As such, the change in label is far more than a difference in logo on the back of the disc. Sure, Wale’s agile, pushing flow is intact, as are his penchant for surprising production and ability to combine personal material with over-the-top entertainment. He announces his return on “Don’t Hold Your Applause” with twirling piano, drum line snare rolls and an insistence that important changes have come. After explaining that everybody thinks he’s a different person after that first album, he kind of paradoxically notes that he’s “tired of makin’ money… on to makin’ history.” He’s got the depth to pull off that claim, but then he’s too good at the materialist braggadocio to toss that baby out with the bath water.
The ’70s feel to “Double M Genius” is vintage Wale, and so is his fixation on professional sports. “Ima let the chips fall/Niggas is Kemba Walker, tryna see me pitfall,” referencing the recently NBA-drafted baller’s ability to knock defenders off their feet. But then “Miami Nights” brings Wale to his new boss’s hometown, with an extra dose of the money-and-ladies talk. He weaves a pretty swift line about how nice his watch is, and later gets to the chorus of if he “can get my money right, I’m gonna OD.” While this would seem to be anything but forgetting about money, the big horns and chuckling intro are too good to notice the contradiction.
DJ Toomp’s swanky horn and string production on “Legendary” are the perfect backing for his emphatic motto of “Fuck fame, fuck money, and fuck everything anyone can take from ya.” He keeps insisting that he’s trying to be a legend, but he’s willing to mix them in with his futurist leanings here. The track hits another home run of a sports reference, claiming that his career “is anti-Mark McGwire, it takes patience for power,” a brilliant summary of the long time it’s taken to get here.
The conflict between bragging about his jewelery and wanting to inspire comes together perfectly on “Chain Music”, a song that sums up a conflict in much of the rap world. “Look, okay this chain music, fuck how them lames do it/You chained to it, your brain has been way too influenced,” he notes, but is sure to add that “Where I’m from there ain’t no love for no broke nigga.” The song insists on the vacuity of gold before a sample repeats that he’s got a massive chain. He wants to show you how silly it is to be focused on money, but he wants to make some money while doing it. It’s a crossed mindset but an honest one, and it doesn’t hurt that the ultra-bassy production is so full.
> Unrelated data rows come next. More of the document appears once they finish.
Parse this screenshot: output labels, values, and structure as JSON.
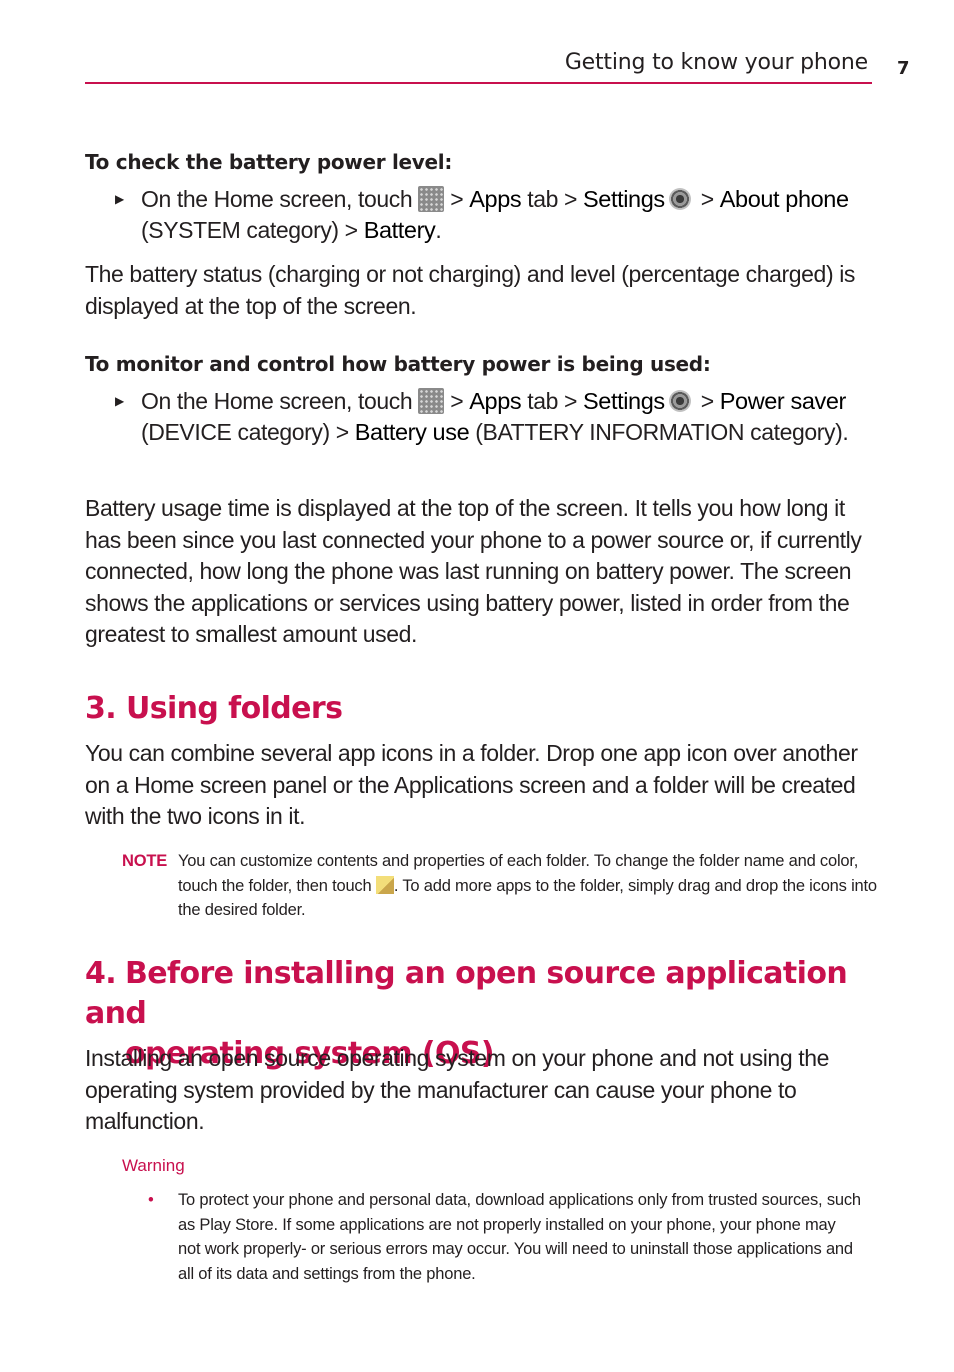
{
  "header": {
    "title": "Getting to know your phone",
    "page_number": "7",
    "accent_color": "#c8104e"
  },
  "battery_level": {
    "heading": "To check the battery power level:",
    "step": {
      "t1": "On the Home screen, touch ",
      "apps_icon": "apps-grid-icon",
      "t2": " > ",
      "b1": "Apps",
      "t3": " tab > ",
      "b2": "Settings",
      "settings_icon": "settings-gear-icon",
      "t4": " > ",
      "b3": "About phone",
      "t5": " (SYSTEM category) > ",
      "b4": "Battery",
      "t6": "."
    },
    "paragraph": "The battery status (charging or not charging) and level (percentage charged) is displayed at the top of the screen."
  },
  "battery_use": {
    "heading": "To monitor and control how battery power is being used:",
    "step": {
      "t1": "On the Home screen, touch ",
      "t2": " > ",
      "b1": "Apps",
      "t3": " tab > ",
      "b2": "Settings",
      "t4": " > ",
      "b3": "Power saver",
      "t5": " (DEVICE category) > ",
      "b4": "Battery use",
      "t6": " (BATTERY INFORMATION category)."
    },
    "paragraph": "Battery usage time is displayed at the top of the screen. It tells you how long it has been since you last connected your phone to a power source or, if currently connected, how long the phone was last running on battery power. The screen shows the applications or services using battery power, listed in order from the greatest to smallest amount used."
  },
  "section3": {
    "number": "3.",
    "title": "Using folders",
    "paragraph": "You can combine several app icons in a folder. Drop one app icon over another on a Home screen panel or the Applications screen and a folder will be created with the two icons in it.",
    "note": {
      "label": "NOTE",
      "t1": "You can customize contents and properties of each folder. To change the folder name and color, touch the folder, then touch ",
      "icon": "edit-folder-icon",
      "t2": ". To add more apps to the folder, simply drag and drop the icons into the desired folder."
    }
  },
  "section4": {
    "number": "4.",
    "title_line1": "Before installing an open source application and",
    "title_line2": "operating system (OS)",
    "paragraph": "Installing an open source operating system on your phone and not using the operating system provided by the manufacturer can cause your phone to malfunction.",
    "warning_label": "Warning",
    "warning_items": [
      "To protect your phone and personal data, download applications only from trusted sources, such as Play Store. If some applications are not properly installed on your phone, your phone may not work properly- or serious errors may occur. You will need to uninstall those applications and all of its data and settings from the phone."
    ]
  }
}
The smooth soul stylings of Miguel assist the synth-rippling “Lotus Flower Bomb”, a wily ballad asking for some attention from the ladies. The Kid Cudi-featuring “Focused” is similarly smooth and anthemic, but this time he’s not hoping for sex, he’s smirking and ordering. Guitars dominate “Sabotage”, radio-ready horns and a chorus from Lloyd coming together radio for pop radio. “White Linen (Coolin)” adds a dose of Ne-Yo, but keeps the smooth-singing chorus, suggesting that accessibility and sales numbers aren’t exactly anything to sneeze at.
The police siren sample turned SNES synth on “Slight Work” comes out of left field, and the track is the oddest of the bunch. Big Sean’s verse wryly gets across his self-esteem: “God damn it, I’m one hell of a guy,” he smirks. Ross himself turns up on the title track, its sonorous, rolling hills of grandiose bass bleakly backing Meek Mill and Ross’s sadly serious claim that drug dealing is one of the few options for kids from the projects. After their boilerplate verses, Wale returns to the fore, slinging hope instead of coke. There’s a slight chauvinist aside mixed into the insistence that family and love are more important than money (“Family is everything, money is less important/ Long as your mama love you, don’t ever love a woman/I got a lot of bitches, they got a lot of feelings”) and an admission that money is on his mind to a degree, though, again showing an honest, conflicted outlook rather than a pompous egoist one.
The production might not be as genre-hopping as on Attention: Deficit, but it certainly has the same strong personality at the center. Wale is a strong lyricist, one that conveys an inner vision far better than most in the game. Combined with a good ear for beats, this makes Ambition a strong sophomore release, one that shouldn’t disappoint old fans while drawing in new ones.
Essential Tracks:“Chain Music” and “Legendary”